Franklin Delano Roosevelt presided over the United States during the Great Depression and most of America’s involvement in World War II, and is almost universally credited with saving the economic system of the United States and inspiring a nation to collectively roll up its sleeves and work together to defeat fascism abroad. FDR was without a doubt, a profoundly transformational leader, and he is frequently pointed to as an example of this style par excellence by leadership scholars.
But, so was Adolf Hitler, the Chancellor of Germany and the chief architect of the most devastating war and large-scale murder in the history of the world. Like Roosevelt, Hitler provided intellectual stimulation, mentored his closest followers (consideration), provided inspirational motivation to the masses, and became the model of the very ideals he promoted in his speeches and policies.
In my understanding, the dark side of transformational leadership can be mitigated by promoting awareness of the dangers of authoritarianism and the need for leaders to encourage others to lead. Ultimately, the best transformational leaders work to build transformational leadership in their followers and leave behind a legacy that outlasts themselves.
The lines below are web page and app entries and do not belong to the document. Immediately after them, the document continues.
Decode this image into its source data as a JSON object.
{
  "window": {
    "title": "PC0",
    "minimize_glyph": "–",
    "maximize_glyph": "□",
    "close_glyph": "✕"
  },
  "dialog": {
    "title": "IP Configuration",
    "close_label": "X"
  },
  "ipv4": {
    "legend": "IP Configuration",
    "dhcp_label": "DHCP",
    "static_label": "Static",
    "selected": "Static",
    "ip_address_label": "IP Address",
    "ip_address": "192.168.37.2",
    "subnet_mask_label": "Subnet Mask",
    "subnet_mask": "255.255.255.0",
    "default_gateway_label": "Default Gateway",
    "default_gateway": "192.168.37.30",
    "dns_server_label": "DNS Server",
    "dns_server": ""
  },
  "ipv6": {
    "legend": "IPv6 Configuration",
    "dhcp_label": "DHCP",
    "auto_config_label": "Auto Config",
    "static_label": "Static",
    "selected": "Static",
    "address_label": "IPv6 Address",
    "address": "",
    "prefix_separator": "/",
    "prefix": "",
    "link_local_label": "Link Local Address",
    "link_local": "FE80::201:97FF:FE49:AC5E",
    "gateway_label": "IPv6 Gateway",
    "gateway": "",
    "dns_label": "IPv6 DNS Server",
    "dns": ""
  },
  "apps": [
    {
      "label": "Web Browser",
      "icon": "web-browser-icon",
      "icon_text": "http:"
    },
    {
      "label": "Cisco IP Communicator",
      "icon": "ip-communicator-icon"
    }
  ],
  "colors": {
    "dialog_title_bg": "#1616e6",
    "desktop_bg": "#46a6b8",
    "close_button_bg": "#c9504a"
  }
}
In other words, to be genuinely transformational and positive, leaders should steadily work to make their own selves obsolete.
Admittedly, this is extremely hard to do, which is why transformational leadership so often devolves into the dark side of charismatic leadership.